Another agreement that Ganope signed was with Trident Egypt Petroleum Company to develop the Northwest Tair El Bahr Concession, covering an area of 241 sq km, and to drill six wells for a minimum investment budget of $4.5 million and a signing bonus of $500,000.

Bid Rounds: 2017

In 2017, there have been a limited number of concession agreements as the EGP has stabilized after it was floated in late 2016.

In November, Trident Petroleum Company signed a concession agreement to develop the Esh El Melaha Offshore (North Magawish) Concession, with an area of 194 sq km. The company committed to drill at least four exploratory wells for a minimum investment budget of $2.4 million and a signing bonus of $500,000. The agreement was with EGAS.

Apache signed two agreements in the Western Desert; one for the North West Razak Concession, spanning across 4,764 sq km, with minimum investments of about $61 million. The second agreement was for the South Alam El Shawish Concession, covering 1,591 sq km in area also with investments of about $12 million.

Bids in progress

EGPC currently is offering two concession areas in the Eastern Desert. One is for the Wadi Dara Concession (50 sq km). The other is for Block G in the West Gharib Concession (20 sq km). The submission deadline is set for December 28th.

Furthermore, Norwegian PGS is conducting seismic tests in the Western region of the Mediterranean for bid rounds that are expected to be announced during the first half of 2018, an unnamed ministry official told Al Shorouk News.

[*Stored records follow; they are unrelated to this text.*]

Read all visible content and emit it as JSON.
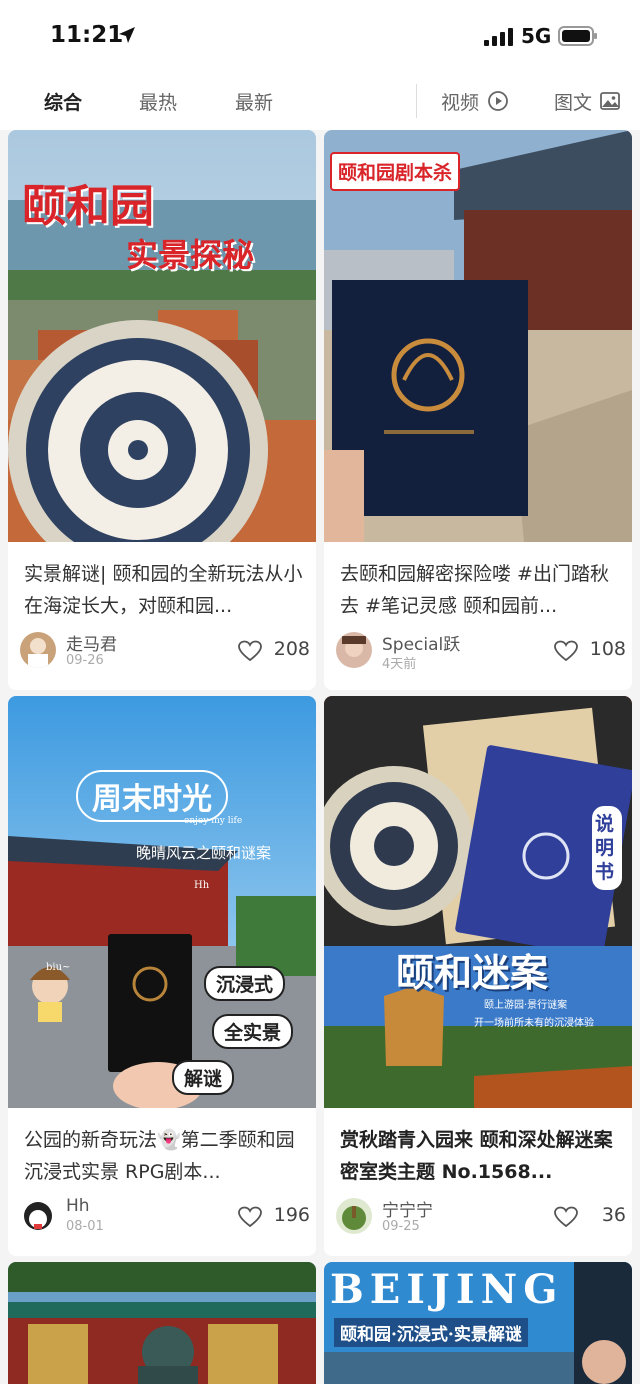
{
  "status": {
    "time": "11:21",
    "network": "5G"
  },
  "tabs": {
    "items": [
      "综合",
      "最热",
      "最新"
    ],
    "video": "视频",
    "image_text": "图文"
  },
  "cards": [
    {
      "overlay": [
        "颐和园",
        "实景探秘"
      ],
      "text": "实景解谜| 颐和园的全新玩法从小在海淀长大，对颐和园...",
      "user": "走马君",
      "date": "09-26",
      "likes": "208"
    },
    {
      "overlay": [
        "颐和园剧本杀"
      ],
      "text": "去颐和园解密探险喽 #出门踏秋去 #笔记灵感 颐和园前...",
      "user": "Special跃",
      "date": "4天前",
      "likes": "108"
    },
    {
      "overlay": [
        "周末时光",
        "晚晴风云之颐和谜案",
        "沉浸式",
        "全实景",
        "解谜",
        "enjoy my life",
        "Hh",
        "biu~"
      ],
      "text": "公园的新奇玩法👻第二季颐和园 沉浸式实景 RPG剧本...",
      "user": "Hh",
      "date": "08-01",
      "likes": "196"
    },
    {
      "overlay": [
        "颐和迷案",
        "说明书",
        "颐上游园·景行谜案",
        "开一场前所未有的沉浸体验"
      ],
      "text": "赏秋踏青入园来 颐和深处解迷案 密室类主题 No.1568...",
      "user": "宁宁宁",
      "date": "09-25",
      "likes": "36"
    },
    {
      "overlay": [
        "BEIJING",
        "颐和园·沉浸式·实景解谜"
      ]
    }
  ],
  "colors": {
    "accent": "#e0362c",
    "active_tab": "#222222"
  }
}
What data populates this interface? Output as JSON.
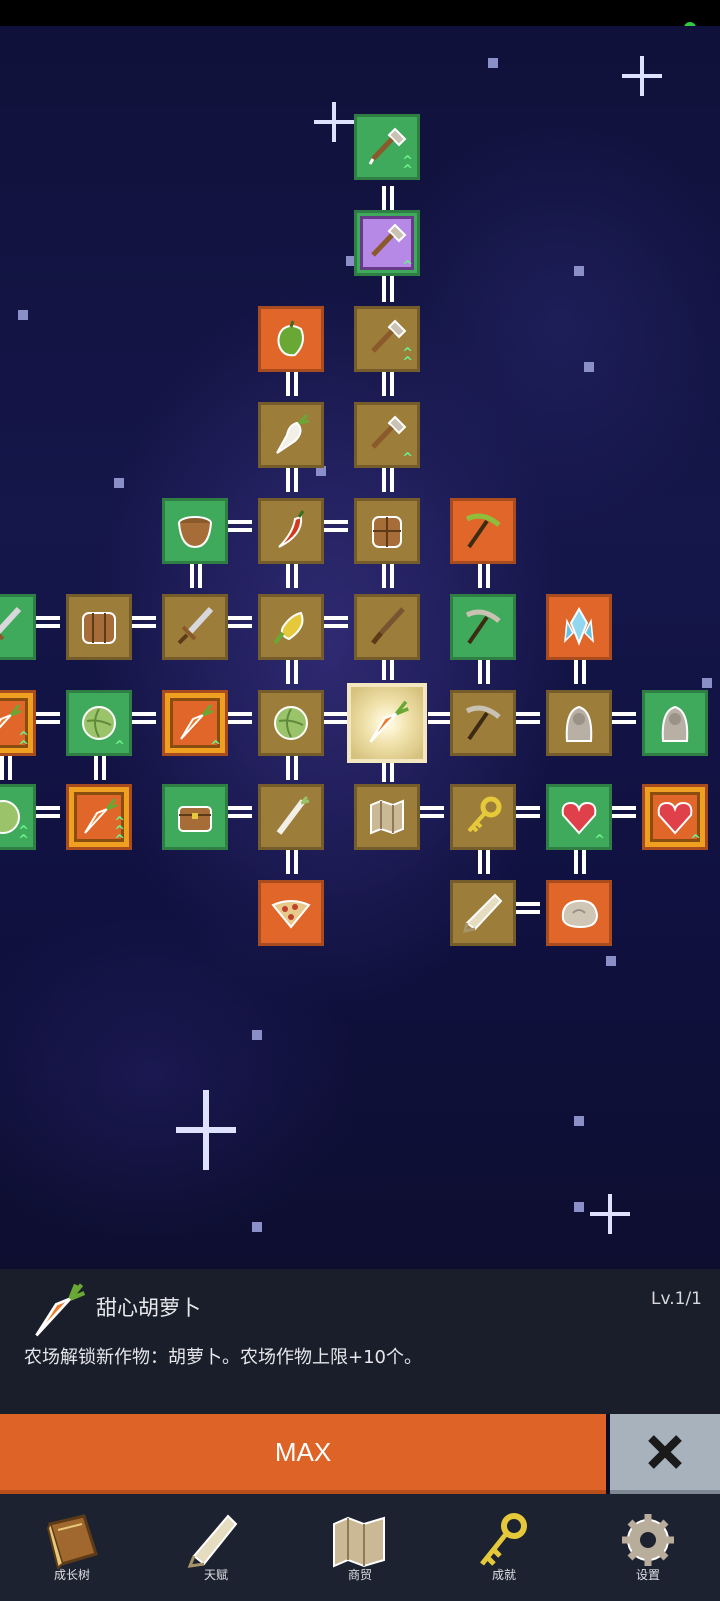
{
  "colors": {
    "node_brown": "#9c7d3a",
    "node_green": "#3faa5c",
    "node_orange": "#e0662a",
    "max_button": "#dd6426",
    "close_button": "#a7b2bd",
    "panel_bg": "#1a1e2a",
    "nav_bg": "#1c2230"
  },
  "skill_panel": {
    "icon": "carrot-icon",
    "name": "甜心胡萝卜",
    "level": "Lv.1/1",
    "description": "农场解锁新作物：胡萝卜。农场作物上限+10个。"
  },
  "actions": {
    "max_label": "MAX",
    "close_icon": "close-x-icon"
  },
  "bottom_nav": [
    {
      "label": "成长树",
      "icon": "book-icon"
    },
    {
      "label": "天赋",
      "icon": "scroll-icon"
    },
    {
      "label": "商贸",
      "icon": "map-icon"
    },
    {
      "label": "成就",
      "icon": "key-icon"
    },
    {
      "label": "设置",
      "icon": "gear-icon"
    }
  ],
  "skill_tree_nodes": [
    {
      "icon": "shovel-icon",
      "color": "green",
      "upgrades": 2
    },
    {
      "icon": "shovel-icon",
      "color": "purple",
      "upgrades": 1
    },
    {
      "icon": "pepper-icon",
      "color": "orange",
      "upgrades": 0
    },
    {
      "icon": "shovel-icon",
      "color": "brown",
      "upgrades": 2
    },
    {
      "icon": "radish-icon",
      "color": "brown",
      "upgrades": 0
    },
    {
      "icon": "shovel-icon",
      "color": "brown",
      "upgrades": 1
    },
    {
      "icon": "pot-icon",
      "color": "green",
      "upgrades": 0
    },
    {
      "icon": "chili-icon",
      "color": "brown",
      "upgrades": 0
    },
    {
      "icon": "backpack-icon",
      "color": "brown",
      "upgrades": 0
    },
    {
      "icon": "pickaxe-icon",
      "color": "orange",
      "upgrades": 0
    },
    {
      "icon": "sword-icon",
      "color": "green",
      "upgrades": 0
    },
    {
      "icon": "backpack-icon",
      "color": "brown",
      "upgrades": 0
    },
    {
      "icon": "sword-icon",
      "color": "brown",
      "upgrades": 0
    },
    {
      "icon": "corn-icon",
      "color": "brown",
      "upgrades": 0
    },
    {
      "icon": "sword-icon",
      "color": "brown",
      "upgrades": 0
    },
    {
      "icon": "pickaxe-icon",
      "color": "green",
      "upgrades": 0
    },
    {
      "icon": "crystal-icon",
      "color": "orange",
      "upgrades": 0
    },
    {
      "icon": "carrot-icon",
      "color": "orange",
      "upgrades": 2
    },
    {
      "icon": "cabbage-icon",
      "color": "green",
      "upgrades": 1
    },
    {
      "icon": "carrot-icon",
      "color": "orange",
      "upgrades": 1
    },
    {
      "icon": "cabbage-icon",
      "color": "brown",
      "upgrades": 0
    },
    {
      "icon": "carrot-icon",
      "color": "selected",
      "upgrades": 0
    },
    {
      "icon": "pickaxe-icon",
      "color": "brown",
      "upgrades": 0
    },
    {
      "icon": "statue-icon",
      "color": "brown",
      "upgrades": 0
    },
    {
      "icon": "statue-icon",
      "color": "green",
      "upgrades": 0
    },
    {
      "icon": "cabbage-icon",
      "color": "green",
      "upgrades": 2
    },
    {
      "icon": "carrot-icon",
      "color": "orange",
      "upgrades": 3
    },
    {
      "icon": "chest-icon",
      "color": "green",
      "upgrades": 0
    },
    {
      "icon": "leek-icon",
      "color": "brown",
      "upgrades": 0
    },
    {
      "icon": "map-icon",
      "color": "brown",
      "upgrades": 0
    },
    {
      "icon": "key-icon",
      "color": "brown",
      "upgrades": 0
    },
    {
      "icon": "heart-icon",
      "color": "green",
      "upgrades": 1
    },
    {
      "icon": "heart-icon",
      "color": "orange",
      "upgrades": 1
    },
    {
      "icon": "pizza-icon",
      "color": "orange",
      "upgrades": 0
    },
    {
      "icon": "scroll-icon",
      "color": "brown",
      "upgrades": 0
    },
    {
      "icon": "stone-icon",
      "color": "orange",
      "upgrades": 0
    }
  ]
}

EGPC has indicated that there will be several tenders for Gulf of Suez concessions in 2018, including the Northeast October, Northeast El Hamad, Northeast Ramadan, East Badry, and North Asran Offshore Concessions. Additionally, EGPC is preparing to offer tenders in the Western Desert for the Northwest Razak, Southeast Meliha, South Alam El Shawish, and Southeast Siwa Concessions.

Meanwhile, Ganoupe is currently in the assessment phase of its latest two bid rounds for 10 blocks in the Western Desert and Gulf of Suez. This phase is set to end before the start of 2018 with bid rounds announced in due course. Conducting the geophysical sweep are WesternGeo Schlumberger in the Gulf of Suez for $670 million and TGS in the Western Desert for $50 million, as reported by Trade Arabia.

During the second half of 2018, the ministry of petroleum and mineral resources (MoP) announced that it will hold two bid rounds in Blocks A and B, each covering 20,000 sq km in the Red Sea. Winners are expected to be announced, and agreements signed, by the first quarter of 2019. Similarly, Ganope will offer Block C in the Red Sea, at roughly the same time. MoP is hoping to announce at least one bid round in the Red Sea every year starting 2020, according to various media reports quoting El Molla.